By Jennifer Copley (Last Updated, November 11, 2013)
There are a couple of simple rules to remember when making a choice between who and that:
- Always use who for people: People who go around whacking others with rubber chickens tend to be friendless.
- Always use that for objects: Plates that are thrown against walls tend to break.
For things that are related to people (such as organizations or teams) use that:
- Businesses that contribute to their communities tend to be more successful.
- It was Naomi’s team that won the unicycle polo championships.
For animals, it depends on whether or not the animal has a name. Use who for animals with names and that for unnamed animals:
- Curious George, who was the protagonist in a series of beloved children’s books, was a monkey.
- The monkey that stole the child’s candy bar was a new arrival at the zoo.
- Government of Canada, Language Portal of Canada. (2012). “That vs. Who with Animals.” NosLangues-OurLanguages.gc.ca.
- O’Conner, P. T. (1996). Woe Is I, the Grammarphobe’s Guide to Better English in Plain English. New York, G. P. Putnam’s Sons.
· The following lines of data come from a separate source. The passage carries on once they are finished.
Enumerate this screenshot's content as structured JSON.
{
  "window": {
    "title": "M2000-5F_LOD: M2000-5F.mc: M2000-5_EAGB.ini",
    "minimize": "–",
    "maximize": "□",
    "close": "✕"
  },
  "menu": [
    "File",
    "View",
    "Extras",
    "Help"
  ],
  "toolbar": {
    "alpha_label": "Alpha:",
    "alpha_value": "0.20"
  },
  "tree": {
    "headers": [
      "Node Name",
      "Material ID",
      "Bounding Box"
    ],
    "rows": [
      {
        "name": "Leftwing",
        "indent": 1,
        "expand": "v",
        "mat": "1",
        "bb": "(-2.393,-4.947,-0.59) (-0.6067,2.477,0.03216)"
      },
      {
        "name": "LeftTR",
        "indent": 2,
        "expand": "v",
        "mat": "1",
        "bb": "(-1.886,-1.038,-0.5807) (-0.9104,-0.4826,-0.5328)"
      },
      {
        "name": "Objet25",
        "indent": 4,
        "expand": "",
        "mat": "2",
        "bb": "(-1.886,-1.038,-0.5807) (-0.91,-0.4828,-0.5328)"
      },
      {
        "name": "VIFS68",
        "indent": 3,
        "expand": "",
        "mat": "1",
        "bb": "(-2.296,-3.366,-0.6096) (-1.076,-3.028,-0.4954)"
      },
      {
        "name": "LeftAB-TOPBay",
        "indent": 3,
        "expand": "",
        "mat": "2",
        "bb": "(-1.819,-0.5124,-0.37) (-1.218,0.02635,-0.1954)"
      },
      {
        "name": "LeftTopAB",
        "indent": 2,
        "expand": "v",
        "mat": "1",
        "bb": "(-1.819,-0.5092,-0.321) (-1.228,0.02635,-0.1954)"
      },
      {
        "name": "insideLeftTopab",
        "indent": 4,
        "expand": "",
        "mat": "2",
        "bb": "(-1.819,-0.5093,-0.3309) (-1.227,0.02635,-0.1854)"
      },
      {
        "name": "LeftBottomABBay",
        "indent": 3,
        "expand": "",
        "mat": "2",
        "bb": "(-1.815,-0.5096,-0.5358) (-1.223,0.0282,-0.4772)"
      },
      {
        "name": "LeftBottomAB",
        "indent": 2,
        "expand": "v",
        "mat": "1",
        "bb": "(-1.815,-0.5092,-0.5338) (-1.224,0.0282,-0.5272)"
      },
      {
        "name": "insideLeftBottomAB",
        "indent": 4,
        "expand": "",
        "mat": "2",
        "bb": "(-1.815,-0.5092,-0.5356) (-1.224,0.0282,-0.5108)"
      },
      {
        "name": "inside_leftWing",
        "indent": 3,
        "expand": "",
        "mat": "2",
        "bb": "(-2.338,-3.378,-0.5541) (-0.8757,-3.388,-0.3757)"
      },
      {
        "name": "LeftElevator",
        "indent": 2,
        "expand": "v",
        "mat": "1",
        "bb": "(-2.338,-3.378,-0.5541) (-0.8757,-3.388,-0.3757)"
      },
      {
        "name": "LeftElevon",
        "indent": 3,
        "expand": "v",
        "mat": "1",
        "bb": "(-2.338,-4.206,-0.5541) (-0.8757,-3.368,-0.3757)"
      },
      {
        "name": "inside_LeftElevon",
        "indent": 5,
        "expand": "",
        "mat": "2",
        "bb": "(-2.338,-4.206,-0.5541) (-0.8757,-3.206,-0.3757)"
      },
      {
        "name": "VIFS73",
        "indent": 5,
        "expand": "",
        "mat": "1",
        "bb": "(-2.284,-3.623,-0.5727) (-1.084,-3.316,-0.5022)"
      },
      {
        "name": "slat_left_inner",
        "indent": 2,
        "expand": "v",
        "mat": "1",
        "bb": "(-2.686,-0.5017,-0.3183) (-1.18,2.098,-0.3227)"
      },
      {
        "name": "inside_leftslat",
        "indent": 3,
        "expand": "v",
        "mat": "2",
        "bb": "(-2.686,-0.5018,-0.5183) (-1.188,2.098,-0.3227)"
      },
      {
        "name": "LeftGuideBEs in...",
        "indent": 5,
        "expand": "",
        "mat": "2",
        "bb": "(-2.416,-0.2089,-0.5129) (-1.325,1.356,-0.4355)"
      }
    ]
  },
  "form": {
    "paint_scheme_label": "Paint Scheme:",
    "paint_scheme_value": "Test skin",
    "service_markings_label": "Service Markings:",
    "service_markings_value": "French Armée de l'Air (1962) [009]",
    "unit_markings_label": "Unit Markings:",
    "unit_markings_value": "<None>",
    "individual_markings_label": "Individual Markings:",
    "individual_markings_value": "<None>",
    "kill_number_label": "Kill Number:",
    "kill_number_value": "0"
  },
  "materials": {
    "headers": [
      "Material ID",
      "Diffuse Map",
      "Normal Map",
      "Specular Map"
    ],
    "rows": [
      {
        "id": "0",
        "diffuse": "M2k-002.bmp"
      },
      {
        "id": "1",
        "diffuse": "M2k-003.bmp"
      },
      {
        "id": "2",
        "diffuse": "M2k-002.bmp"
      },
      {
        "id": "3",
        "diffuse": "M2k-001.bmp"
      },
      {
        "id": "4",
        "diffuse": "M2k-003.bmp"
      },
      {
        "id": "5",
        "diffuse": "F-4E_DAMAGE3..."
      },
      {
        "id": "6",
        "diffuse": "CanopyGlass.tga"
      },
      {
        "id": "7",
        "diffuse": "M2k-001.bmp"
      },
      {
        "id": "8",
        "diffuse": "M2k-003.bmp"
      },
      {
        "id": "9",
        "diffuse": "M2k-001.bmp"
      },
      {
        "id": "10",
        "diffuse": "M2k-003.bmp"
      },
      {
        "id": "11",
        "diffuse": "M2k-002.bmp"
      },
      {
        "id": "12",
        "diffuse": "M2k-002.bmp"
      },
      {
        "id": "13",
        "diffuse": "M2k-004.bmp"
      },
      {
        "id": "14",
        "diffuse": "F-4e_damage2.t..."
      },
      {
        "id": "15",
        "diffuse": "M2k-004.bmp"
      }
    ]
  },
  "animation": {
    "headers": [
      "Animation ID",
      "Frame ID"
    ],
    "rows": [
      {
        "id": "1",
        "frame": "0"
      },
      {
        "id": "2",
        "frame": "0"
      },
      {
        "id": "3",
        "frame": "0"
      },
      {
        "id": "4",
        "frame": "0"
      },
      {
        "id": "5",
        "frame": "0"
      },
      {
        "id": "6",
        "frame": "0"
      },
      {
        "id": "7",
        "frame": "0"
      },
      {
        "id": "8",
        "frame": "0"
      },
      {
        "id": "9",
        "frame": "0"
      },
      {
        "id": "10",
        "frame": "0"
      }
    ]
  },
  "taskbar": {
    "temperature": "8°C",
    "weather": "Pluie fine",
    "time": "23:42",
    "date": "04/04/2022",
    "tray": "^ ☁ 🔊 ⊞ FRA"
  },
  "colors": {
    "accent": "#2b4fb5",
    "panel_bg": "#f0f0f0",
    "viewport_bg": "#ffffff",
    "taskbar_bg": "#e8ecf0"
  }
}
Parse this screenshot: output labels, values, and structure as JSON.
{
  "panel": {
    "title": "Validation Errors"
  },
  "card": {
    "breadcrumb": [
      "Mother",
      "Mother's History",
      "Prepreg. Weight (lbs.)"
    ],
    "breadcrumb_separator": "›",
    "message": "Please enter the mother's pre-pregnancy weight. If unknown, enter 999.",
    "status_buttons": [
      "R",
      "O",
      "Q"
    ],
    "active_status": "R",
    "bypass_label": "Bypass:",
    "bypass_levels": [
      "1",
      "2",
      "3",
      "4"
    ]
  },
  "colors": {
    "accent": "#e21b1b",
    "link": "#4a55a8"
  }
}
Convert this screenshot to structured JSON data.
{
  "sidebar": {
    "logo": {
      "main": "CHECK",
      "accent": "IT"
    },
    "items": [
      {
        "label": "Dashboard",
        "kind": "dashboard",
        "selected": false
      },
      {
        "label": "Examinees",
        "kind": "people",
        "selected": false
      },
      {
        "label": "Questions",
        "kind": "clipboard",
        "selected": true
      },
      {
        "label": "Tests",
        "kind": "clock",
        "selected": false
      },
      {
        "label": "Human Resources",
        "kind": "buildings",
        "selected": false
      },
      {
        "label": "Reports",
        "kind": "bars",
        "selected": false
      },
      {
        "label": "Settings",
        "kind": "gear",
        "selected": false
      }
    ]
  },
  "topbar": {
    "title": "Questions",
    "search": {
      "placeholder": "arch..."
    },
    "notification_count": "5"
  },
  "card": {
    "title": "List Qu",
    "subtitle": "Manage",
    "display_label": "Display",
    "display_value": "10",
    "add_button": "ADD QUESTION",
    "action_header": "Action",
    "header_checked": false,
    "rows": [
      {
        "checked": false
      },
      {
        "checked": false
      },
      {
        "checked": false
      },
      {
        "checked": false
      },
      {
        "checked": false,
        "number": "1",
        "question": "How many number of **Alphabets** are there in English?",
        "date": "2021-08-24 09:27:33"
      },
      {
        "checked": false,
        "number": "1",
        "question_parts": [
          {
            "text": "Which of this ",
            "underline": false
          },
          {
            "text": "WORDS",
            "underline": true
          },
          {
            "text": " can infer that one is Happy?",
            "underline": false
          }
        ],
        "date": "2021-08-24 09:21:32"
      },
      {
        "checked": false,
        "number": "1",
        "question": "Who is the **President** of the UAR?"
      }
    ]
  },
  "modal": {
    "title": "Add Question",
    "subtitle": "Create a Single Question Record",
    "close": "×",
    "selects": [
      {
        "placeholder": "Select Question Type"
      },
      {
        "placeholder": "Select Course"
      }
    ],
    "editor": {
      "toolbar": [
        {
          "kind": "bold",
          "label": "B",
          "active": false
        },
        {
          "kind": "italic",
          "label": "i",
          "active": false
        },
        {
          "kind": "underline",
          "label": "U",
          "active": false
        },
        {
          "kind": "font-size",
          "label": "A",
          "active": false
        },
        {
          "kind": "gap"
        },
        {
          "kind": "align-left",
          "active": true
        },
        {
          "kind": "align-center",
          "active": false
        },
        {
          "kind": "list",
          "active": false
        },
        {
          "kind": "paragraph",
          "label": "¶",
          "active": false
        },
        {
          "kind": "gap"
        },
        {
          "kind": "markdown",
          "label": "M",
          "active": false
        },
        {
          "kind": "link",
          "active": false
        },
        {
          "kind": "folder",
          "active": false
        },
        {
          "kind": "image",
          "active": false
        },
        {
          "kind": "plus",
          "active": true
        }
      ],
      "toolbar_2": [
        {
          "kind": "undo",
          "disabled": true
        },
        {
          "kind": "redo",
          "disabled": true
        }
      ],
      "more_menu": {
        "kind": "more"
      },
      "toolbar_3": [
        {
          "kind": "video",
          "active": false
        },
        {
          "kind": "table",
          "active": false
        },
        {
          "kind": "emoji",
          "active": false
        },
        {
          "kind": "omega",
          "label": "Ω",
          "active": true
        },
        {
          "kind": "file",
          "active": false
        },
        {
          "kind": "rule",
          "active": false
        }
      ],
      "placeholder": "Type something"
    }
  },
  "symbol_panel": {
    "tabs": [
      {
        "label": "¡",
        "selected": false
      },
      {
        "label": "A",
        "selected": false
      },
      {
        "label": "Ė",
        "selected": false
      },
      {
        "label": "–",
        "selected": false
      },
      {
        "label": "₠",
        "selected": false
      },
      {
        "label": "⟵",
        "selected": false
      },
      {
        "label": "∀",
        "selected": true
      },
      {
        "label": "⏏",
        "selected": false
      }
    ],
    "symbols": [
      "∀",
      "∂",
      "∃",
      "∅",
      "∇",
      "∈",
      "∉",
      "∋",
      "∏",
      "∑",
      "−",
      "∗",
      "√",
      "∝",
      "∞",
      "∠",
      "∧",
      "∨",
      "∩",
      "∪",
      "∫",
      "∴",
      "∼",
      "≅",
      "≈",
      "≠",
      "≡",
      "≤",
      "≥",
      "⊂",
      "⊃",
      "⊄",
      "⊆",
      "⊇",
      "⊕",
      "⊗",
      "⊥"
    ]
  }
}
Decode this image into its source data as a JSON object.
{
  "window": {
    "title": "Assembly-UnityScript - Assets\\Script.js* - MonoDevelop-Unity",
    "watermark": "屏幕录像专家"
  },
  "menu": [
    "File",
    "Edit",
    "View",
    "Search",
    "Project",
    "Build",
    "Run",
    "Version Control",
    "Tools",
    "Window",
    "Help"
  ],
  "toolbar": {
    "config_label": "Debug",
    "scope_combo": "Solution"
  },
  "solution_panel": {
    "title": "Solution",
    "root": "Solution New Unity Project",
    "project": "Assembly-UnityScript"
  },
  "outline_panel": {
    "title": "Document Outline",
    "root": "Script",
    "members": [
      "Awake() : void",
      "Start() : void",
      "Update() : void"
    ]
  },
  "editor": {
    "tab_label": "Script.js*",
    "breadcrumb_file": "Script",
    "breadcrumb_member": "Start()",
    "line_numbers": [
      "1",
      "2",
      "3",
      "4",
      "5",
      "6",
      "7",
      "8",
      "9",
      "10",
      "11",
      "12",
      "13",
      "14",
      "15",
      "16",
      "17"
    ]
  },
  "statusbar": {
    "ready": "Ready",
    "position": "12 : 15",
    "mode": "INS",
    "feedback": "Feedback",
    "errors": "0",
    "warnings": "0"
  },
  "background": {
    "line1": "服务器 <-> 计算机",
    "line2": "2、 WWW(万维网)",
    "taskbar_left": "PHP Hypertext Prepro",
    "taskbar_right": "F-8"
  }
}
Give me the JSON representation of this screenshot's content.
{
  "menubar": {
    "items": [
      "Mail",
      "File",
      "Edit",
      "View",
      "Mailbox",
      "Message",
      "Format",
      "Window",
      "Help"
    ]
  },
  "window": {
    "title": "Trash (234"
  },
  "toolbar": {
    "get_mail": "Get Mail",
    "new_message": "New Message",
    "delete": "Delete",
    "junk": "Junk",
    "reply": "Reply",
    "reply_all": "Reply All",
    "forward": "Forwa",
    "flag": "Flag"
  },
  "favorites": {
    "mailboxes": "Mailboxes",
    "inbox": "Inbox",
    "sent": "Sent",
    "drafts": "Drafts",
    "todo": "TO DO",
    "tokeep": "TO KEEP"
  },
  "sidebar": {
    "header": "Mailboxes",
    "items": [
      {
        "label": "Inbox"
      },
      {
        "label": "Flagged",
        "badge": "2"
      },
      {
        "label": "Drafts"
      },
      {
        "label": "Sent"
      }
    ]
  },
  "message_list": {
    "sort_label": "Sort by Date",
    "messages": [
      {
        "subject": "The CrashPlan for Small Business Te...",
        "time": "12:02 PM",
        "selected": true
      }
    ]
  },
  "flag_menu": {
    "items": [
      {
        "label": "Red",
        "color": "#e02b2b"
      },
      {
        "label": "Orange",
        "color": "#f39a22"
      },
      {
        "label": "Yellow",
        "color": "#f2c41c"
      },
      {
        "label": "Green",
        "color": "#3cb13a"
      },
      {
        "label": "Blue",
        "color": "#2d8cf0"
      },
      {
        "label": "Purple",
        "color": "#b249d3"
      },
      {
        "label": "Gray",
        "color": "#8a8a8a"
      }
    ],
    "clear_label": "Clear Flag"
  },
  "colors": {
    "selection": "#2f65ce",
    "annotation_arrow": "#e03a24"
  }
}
- Strauss, J. (2013). “Who vs. That vs. Which.” GrammarBook.com.